* _What to do_
Reproduce the entries below, please. Keep every character the same.

* _Given records_

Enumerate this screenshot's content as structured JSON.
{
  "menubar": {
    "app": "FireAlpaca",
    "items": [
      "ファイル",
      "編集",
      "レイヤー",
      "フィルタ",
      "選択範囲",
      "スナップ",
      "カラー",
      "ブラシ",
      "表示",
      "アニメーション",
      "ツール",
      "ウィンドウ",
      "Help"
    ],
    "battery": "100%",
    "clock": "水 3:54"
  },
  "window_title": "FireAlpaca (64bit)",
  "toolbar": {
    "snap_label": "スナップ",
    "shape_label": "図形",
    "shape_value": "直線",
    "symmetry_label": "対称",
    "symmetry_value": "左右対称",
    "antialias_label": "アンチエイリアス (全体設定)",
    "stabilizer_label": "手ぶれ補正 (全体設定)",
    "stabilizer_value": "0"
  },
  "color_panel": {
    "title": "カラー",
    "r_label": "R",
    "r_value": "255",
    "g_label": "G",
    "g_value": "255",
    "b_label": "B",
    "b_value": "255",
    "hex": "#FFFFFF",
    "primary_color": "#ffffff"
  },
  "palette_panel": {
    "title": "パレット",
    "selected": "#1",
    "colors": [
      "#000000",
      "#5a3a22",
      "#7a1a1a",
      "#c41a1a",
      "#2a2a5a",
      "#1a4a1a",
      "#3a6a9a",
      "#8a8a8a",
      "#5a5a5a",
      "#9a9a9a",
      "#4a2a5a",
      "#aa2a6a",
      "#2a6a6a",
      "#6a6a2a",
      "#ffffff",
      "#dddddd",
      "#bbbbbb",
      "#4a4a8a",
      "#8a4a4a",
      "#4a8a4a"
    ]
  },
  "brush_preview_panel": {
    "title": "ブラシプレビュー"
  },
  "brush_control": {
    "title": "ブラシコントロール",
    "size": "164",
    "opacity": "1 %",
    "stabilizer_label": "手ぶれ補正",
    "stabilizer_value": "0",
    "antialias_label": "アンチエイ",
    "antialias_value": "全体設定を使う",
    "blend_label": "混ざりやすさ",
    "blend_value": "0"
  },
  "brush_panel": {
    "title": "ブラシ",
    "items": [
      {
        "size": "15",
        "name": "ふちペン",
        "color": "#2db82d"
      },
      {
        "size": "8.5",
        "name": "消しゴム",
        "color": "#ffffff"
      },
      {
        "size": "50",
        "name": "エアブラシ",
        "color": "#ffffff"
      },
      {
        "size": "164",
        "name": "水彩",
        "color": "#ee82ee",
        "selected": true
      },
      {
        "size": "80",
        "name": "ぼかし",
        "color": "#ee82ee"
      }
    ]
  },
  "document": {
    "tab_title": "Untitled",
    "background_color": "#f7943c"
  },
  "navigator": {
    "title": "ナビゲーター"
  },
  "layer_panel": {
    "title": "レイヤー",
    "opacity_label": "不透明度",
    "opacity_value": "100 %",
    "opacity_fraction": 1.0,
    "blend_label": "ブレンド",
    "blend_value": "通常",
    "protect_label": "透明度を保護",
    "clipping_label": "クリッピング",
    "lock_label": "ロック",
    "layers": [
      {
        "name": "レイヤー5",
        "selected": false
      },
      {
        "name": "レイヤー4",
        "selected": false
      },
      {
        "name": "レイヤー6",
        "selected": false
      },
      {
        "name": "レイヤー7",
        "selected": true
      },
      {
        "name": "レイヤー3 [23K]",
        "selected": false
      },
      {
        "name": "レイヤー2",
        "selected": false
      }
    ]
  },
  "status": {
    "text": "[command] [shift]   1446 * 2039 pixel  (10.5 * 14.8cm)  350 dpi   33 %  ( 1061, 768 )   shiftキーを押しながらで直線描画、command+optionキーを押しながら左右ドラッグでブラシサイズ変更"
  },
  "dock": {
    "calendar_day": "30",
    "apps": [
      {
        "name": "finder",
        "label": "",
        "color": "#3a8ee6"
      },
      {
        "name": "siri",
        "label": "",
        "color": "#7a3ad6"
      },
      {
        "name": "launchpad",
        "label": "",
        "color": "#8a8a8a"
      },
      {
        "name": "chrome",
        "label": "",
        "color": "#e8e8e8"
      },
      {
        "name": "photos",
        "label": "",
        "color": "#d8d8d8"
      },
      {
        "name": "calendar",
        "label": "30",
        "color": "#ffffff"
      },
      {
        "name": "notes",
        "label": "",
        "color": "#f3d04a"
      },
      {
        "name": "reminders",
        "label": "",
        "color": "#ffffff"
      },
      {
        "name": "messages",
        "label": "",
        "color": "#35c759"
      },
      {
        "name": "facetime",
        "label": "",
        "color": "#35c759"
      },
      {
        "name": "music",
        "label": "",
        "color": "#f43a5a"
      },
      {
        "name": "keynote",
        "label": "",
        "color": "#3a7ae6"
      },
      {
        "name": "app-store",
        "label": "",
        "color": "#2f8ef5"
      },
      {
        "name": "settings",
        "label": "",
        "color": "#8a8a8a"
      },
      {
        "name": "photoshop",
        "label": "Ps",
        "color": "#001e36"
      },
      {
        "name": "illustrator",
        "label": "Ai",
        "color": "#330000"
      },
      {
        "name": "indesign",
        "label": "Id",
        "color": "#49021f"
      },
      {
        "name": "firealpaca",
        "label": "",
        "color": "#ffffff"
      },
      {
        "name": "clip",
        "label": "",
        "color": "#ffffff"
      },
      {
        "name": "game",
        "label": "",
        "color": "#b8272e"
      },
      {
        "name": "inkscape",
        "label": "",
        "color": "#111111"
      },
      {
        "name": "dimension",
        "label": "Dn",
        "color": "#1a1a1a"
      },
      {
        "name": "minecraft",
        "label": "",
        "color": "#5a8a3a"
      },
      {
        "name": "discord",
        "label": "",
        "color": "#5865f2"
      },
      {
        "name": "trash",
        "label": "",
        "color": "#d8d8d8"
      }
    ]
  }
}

* _Answer box_
Enumerate this screenshot's content as structured JSON.
{
  "menubar": {
    "app": "FireAlpaca",
    "items": [
      "ファイル",
      "編集",
      "レイヤー",
      "フィルタ",
      "選択範囲",
      "スナップ",
      "カラー",
      "ブラシ",
      "表示",
      "アニメーション",
      "ツール",
      "ウィンドウ",
      "Help"
    ],
    "battery": "100%",
    "clock": "水 3:54"
  },
  "window_title": "FireAlpaca (64bit)",
  "toolbar": {
    "snap_label": "スナップ",
    "shape_label": "図形",
    "shape_value": "直線",
    "symmetry_label": "対称",
    "symmetry_value": "左右対称",
    "antialias_label": "アンチエイリアス (全体設定)",
    "stabilizer_label": "手ぶれ補正 (全体設定)",
    "stabilizer_value": "0"
  },
  "color_panel": {
    "title": "カラー",
    "r_label": "R",
    "r_value": "255",
    "g_label": "G",
    "g_value": "255",
    "b_label": "B",
    "b_value": "255",
    "hex": "#FFFFFF",
    "primary_color": "#ffffff"
  },
  "palette_panel": {
    "title": "パレット",
    "selected": "#1",
    "colors": [
      "#000000",
      "#5a3a22",
      "#7a1a1a",
      "#c41a1a",
      "#2a2a5a",
      "#1a4a1a",
      "#3a6a9a",
      "#8a8a8a",
      "#5a5a5a",
      "#9a9a9a",
      "#4a2a5a",
      "#aa2a6a",
      "#2a6a6a",
      "#6a6a2a",
      "#ffffff",
      "#dddddd",
      "#bbbbbb",
      "#4a4a8a",
      "#8a4a4a",
      "#4a8a4a"
    ]
  },
  "brush_preview_panel": {
    "title": "ブラシプレビュー"
  },
  "brush_control": {
    "title": "ブラシコントロール",
    "size": "164",
    "opacity": "1 %",
    "stabilizer_label": "手ぶれ補正",
    "stabilizer_value": "0",
    "antialias_label": "アンチエイ",
    "antialias_value": "全体設定を使う",
    "blend_label": "混ざりやすさ",
    "blend_value": "0"
  },
  "brush_panel": {
    "title": "ブラシ",
    "items": [
      {
        "size": "15",
        "name": "ふちペン",
        "color": "#2db82d"
      },
      {
        "size": "8.5",
        "name": "消しゴム",
        "color": "#ffffff"
      },
      {
        "size": "50",
        "name": "エアブラシ",
        "color": "#ffffff"
      },
      {
        "size": "164",
        "name": "水彩",
        "color": "#ee82ee",
        "selected": true
      },
      {
        "size": "80",
        "name": "ぼかし",
        "color": "#ee82ee"
      }
    ]
  },
  "document": {
    "tab_title": "Untitled",
    "background_color": "#f7943c"
  },
  "navigator": {
    "title": "ナビゲーター"
  },
  "layer_panel": {
    "title": "レイヤー",
    "opacity_label": "不透明度",
    "opacity_value": "100 %",
    "opacity_fraction": 1.0,
    "blend_label": "ブレンド",
    "blend_value": "通常",
    "protect_label": "透明度を保護",
    "clipping_label": "クリッピング",
    "lock_label": "ロック",
    "layers": [
      {
        "name": "レイヤー5",
        "selected": false
      },
      {
        "name": "レイヤー4",
        "selected": false
      },
      {
        "name": "レイヤー6",
        "selected": false
      },
      {
        "name": "レイヤー7",
        "selected": true
      },
      {
        "name": "レイヤー3 [23K]",
        "selected": false
      },
      {
        "name": "レイヤー2",
        "selected": false
      }
    ]
  },
  "status": {
    "text": "[command] [shift]   1446 * 2039 pixel  (10.5 * 14.8cm)  350 dpi   33 %  ( 1061, 768 )   shiftキーを押しながらで直線描画、command+optionキーを押しながら左右ドラッグでブラシサイズ変更"
  },
  "dock": {
    "calendar_day": "30",
    "apps": [
      {
        "name": "finder",
        "label": "",
        "color": "#3a8ee6"
      },
      {
        "name": "siri",
        "label": "",
        "color": "#7a3ad6"
      },
      {
        "name": "launchpad",
        "label": "",
        "color": "#8a8a8a"
      },
      {
        "name": "chrome",
        "label": "",
        "color": "#e8e8e8"
      },
      {
        "name": "photos",
        "label": "",
        "color": "#d8d8d8"
      },
      {
        "name": "calendar",
        "label": "30",
        "color": "#ffffff"
      },
      {
        "name": "notes",
        "label": "",
        "color": "#f3d04a"
      },
      {
        "name": "reminders",
        "label": "",
        "color": "#ffffff"
      },
      {
        "name": "messages",
        "label": "",
        "color": "#35c759"
      },
      {
        "name": "facetime",
        "label": "",
        "color": "#35c759"
      },
      {
        "name": "music",
        "label": "",
        "color": "#f43a5a"
      },
      {
        "name": "keynote",
        "label": "",
        "color": "#3a7ae6"
      },
      {
        "name": "app-store",
        "label": "",
        "color": "#2f8ef5"
      },
      {
        "name": "settings",
        "label": "",
        "color": "#8a8a8a"
      },
      {
        "name": "photoshop",
        "label": "Ps",
        "color": "#001e36"
      },
      {
        "name": "illustrator",
        "label": "Ai",
        "color": "#330000"
      },
      {
        "name": "indesign",
        "label": "Id",
        "color": "#49021f"
      },
      {
        "name": "firealpaca",
        "label": "",
        "color": "#ffffff"
      },
      {
        "name": "clip",
        "label": "",
        "color": "#ffffff"
      },
      {
        "name": "game",
        "label": "",
        "color": "#b8272e"
      },
      {
        "name": "inkscape",
        "label": "",
        "color": "#111111"
      },
      {
        "name": "dimension",
        "label": "Dn",
        "color": "#1a1a1a"
      },
      {
        "name": "minecraft",
        "label": "",
        "color": "#5a8a3a"
      },
      {
        "name": "discord",
        "label": "",
        "color": "#5865f2"
      },
      {
        "name": "trash",
        "label": "",
        "color": "#d8d8d8"
      }
    ]
  }
}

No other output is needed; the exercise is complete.